Applications are checked to make sure all documents and fees required have been submitted. Any missing information will be requested before processing can start. Detailed guidance can be found on the planning application forms and fees page, where you can download all relevant forms etc. We aim to acknowledge your application within three working days.Continue to Step 2
Consultation and publicity
Consultations are sent to various bodies to obtain their expert view. Advertisements, where required, are placed in the appropriate local paper and on site and indicate how to view plans and how to comment on them, usually 21 days from the date of publishing.
The site is inspected and the application assessed by the planning case officer,
taking into account planning policies, consultation responses and public
representations. Where relevant, the planning officer will also gather any site
specific information (photographs etc.).
If problems are identified with the application which there is scope to address through alterations to the proposal, the officer will contact the applicant to seek suitable amendments. Steps 2 and 3 may require to be repeated if amendments which significantly change the application are made.Continue to Step 5
The planning officer will make a recommendation, via the officers’ report on the application to the person or body authorised to make a decision. This will be the relevant committee of the council or individual who has delegated powers to make the decision. There may be occasions when an application is referred to an Area Planning Committee for a decision. This will be when a Division Member has carefully assessed the merits of the application and has decided that there are sufficient planning reasons for it to be determined by the committee.

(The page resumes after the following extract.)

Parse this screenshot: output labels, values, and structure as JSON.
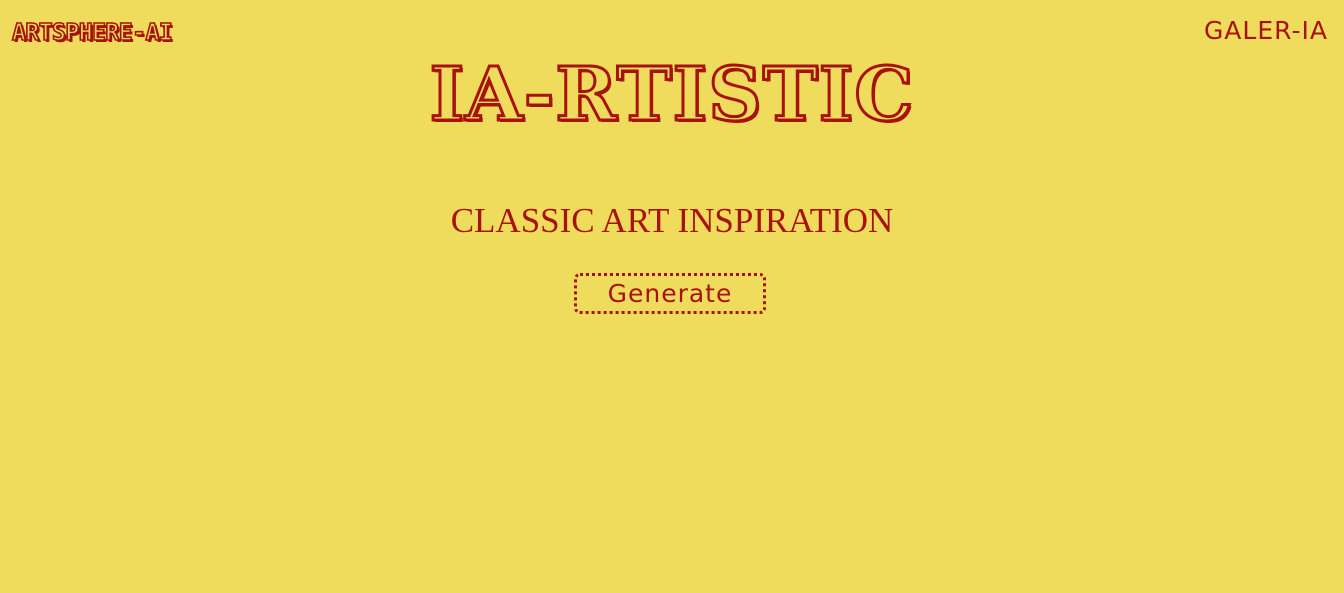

If the application is decided by delegated decision, this will be via the Principal Planning Officer who will sign the planning permission. 90% of all planning applications are decided by the delegated route. If the application is to be decided at a committee meeting, the objectors and the applicant will be contacted to be advised of the time and venue of the meeting. All meetings are held in public and all interested parties are free to attend and observe how a decision is reached.Continue to Step 6
A decision is taken on the application by the appropriate body.
With most householder applications the Director of Planning normally makes the decision under what’s known as ‘delegated powers’. This means that they can make the decision without going to the relevant committee which speeds the process up. Around 90% of householder applications are decided this way.
Where the decision lies with a committee, there may be a site inspection by the committee. In reaching a decision, the committee is required by law to limit the matters it takes into account to the "Development Plan," i.e. the Structure Plan and Local Plan policies relating to the application and to other planning matters, often referred to as "material considerations". What does and does not qualify as a "planning matter" varies between applications, but can generally be summarised as the impact of the proposed development on the surrounding environment and infrastructure. Matters which should not be taken into account include who is applying, their past history and the effect on the value of neighbouring properties.
The application must, under the legislation, be determined in accordance with the Development Plan, unless other matters indicate that this is inappropriate. It is therefore useful to be aware of the content of the Development Plan prior to submitting an application.